The surface has a five-year warranty, but will be inspected and pressure washed annually, Hutchinson said.
Workers will also sand, prime and paint the metal railings, which has not been done since the bridge was built in the early 1990s.
Work on the project will begin immediately, which will require the bridge to be closed intermittently during the 4-6 weeks the work is expected to take. A detour will be posted for Riverwalk users.
All 10 councilors and other officials and city employees attending Tuesday’s meeting appeared pleased with the new council chambers. But Councilor Red McDaniel in particular had a unique perspective on the move.
He is the only member of council who served on the old City Commission which met in the old county courthouse.

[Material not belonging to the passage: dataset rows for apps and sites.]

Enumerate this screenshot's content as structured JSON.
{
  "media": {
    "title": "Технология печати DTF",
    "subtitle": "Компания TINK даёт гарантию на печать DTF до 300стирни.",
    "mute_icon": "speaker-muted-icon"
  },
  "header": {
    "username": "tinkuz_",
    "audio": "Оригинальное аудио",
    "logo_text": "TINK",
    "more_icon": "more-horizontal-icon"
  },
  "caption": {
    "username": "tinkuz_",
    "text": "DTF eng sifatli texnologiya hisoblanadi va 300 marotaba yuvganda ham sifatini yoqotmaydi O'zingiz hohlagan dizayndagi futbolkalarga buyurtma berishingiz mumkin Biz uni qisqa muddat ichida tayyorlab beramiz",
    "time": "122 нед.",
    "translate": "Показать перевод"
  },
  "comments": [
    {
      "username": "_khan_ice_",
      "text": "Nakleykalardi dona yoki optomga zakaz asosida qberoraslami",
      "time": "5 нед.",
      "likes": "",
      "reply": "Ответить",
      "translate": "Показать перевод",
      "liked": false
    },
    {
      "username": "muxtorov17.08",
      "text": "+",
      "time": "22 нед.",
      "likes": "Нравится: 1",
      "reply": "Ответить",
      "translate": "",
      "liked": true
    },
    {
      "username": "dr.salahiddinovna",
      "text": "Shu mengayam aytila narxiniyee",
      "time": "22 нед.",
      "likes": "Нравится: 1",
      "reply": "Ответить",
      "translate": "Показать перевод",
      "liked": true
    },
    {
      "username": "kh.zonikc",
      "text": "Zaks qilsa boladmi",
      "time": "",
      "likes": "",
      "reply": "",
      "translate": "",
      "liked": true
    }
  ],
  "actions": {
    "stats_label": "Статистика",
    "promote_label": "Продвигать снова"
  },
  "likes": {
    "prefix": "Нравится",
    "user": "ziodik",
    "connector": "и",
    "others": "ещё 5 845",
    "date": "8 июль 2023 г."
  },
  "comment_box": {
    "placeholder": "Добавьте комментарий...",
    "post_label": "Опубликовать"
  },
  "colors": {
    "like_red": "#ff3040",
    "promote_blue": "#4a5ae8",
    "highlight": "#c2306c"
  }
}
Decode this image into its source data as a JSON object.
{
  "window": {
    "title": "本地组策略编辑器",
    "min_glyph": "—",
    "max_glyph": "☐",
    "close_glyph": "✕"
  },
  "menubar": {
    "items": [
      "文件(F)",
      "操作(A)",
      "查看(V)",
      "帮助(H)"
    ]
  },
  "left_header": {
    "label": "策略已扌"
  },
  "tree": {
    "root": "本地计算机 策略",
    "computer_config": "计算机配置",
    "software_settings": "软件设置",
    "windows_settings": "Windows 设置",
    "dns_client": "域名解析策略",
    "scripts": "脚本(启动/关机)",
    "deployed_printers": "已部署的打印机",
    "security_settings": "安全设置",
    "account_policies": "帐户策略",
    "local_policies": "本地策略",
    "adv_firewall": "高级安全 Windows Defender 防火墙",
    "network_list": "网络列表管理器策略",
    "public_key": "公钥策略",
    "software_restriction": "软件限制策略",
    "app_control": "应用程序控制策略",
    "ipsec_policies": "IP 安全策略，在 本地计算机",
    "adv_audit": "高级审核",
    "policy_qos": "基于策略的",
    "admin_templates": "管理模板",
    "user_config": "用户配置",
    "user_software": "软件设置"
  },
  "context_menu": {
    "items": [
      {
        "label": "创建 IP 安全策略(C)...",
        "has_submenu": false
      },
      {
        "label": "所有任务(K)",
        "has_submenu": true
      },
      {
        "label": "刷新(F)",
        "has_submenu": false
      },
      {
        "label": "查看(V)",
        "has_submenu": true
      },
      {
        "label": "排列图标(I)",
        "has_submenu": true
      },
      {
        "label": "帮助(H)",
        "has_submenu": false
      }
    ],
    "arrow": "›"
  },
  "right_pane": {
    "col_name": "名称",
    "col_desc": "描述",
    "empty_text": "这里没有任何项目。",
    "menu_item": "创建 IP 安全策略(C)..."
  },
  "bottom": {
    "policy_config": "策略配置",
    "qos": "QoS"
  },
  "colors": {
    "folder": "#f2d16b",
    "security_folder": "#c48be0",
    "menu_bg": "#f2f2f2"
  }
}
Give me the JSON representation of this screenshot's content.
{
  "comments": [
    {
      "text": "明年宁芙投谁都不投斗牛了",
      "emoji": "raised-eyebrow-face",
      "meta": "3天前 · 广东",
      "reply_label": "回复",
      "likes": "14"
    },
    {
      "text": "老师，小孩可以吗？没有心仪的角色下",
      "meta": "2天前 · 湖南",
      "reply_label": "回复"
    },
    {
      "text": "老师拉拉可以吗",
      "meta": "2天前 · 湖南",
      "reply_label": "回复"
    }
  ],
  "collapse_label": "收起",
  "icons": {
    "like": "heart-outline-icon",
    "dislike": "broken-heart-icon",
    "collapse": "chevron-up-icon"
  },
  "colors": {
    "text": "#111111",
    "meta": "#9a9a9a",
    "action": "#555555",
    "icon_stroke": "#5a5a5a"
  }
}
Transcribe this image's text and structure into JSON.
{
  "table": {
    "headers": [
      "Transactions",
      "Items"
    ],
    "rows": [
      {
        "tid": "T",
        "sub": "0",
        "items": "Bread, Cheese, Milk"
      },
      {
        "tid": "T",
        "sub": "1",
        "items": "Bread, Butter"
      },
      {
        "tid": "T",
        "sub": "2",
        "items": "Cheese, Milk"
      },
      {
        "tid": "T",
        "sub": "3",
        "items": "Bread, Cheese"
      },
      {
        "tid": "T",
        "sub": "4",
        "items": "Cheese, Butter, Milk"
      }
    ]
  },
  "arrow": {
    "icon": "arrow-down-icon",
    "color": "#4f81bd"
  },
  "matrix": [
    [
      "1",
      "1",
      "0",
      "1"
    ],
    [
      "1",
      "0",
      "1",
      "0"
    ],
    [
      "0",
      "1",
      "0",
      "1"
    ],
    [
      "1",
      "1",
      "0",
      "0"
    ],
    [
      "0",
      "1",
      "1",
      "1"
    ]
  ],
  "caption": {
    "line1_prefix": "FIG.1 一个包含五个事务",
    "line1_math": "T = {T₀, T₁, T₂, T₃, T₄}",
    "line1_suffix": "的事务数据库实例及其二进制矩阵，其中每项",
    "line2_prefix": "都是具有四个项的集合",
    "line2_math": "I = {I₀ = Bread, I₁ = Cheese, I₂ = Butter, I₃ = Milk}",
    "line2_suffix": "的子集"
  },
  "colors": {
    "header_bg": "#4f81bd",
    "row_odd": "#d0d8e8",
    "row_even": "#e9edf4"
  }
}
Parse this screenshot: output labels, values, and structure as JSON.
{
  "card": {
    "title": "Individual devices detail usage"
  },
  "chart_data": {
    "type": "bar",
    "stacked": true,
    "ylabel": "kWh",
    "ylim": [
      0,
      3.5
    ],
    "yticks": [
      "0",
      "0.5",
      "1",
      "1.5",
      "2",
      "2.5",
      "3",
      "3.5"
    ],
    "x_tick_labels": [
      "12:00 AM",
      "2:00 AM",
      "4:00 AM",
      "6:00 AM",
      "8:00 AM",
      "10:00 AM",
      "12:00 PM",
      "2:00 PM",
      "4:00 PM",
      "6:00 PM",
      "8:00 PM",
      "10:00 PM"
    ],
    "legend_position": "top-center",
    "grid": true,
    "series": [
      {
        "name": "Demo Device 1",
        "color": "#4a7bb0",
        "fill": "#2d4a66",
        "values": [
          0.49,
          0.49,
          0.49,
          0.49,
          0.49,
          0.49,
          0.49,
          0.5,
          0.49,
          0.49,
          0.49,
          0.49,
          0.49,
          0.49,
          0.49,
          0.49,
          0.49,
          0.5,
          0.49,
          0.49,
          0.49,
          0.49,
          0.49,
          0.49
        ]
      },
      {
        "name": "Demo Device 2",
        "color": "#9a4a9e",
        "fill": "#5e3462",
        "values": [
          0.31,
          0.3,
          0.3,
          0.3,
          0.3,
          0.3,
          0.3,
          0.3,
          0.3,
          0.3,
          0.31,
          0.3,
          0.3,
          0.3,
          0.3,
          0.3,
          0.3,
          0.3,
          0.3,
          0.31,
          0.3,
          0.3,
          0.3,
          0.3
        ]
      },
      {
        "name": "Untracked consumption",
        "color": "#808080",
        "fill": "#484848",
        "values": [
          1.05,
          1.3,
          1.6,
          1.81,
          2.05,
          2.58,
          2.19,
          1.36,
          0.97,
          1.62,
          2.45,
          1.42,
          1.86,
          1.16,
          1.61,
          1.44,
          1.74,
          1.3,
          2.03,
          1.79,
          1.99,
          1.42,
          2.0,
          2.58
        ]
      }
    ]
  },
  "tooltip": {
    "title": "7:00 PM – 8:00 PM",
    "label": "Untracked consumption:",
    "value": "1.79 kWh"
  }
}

The makes the present chambers the fifth for him in the fourth building.
When the council left the old courthouse in the early 1970s, it met shortly in the old county annex, on the site of the current East Wing of the Government Center. Then council moved to chambers on the seventh floor of the Government Center, then down to the Plaza Level when its chambers were needed for a courtroom.
“It’s very nice. It’s got everything you could want,” McDaniel said, looking around the new chambers. “I just hope the taxpayers like it, because they paid for it.”
But McDaniel said there was one improvement he would have added to the place.
“I just wish they’d let me bring my old chair over with me,” he said.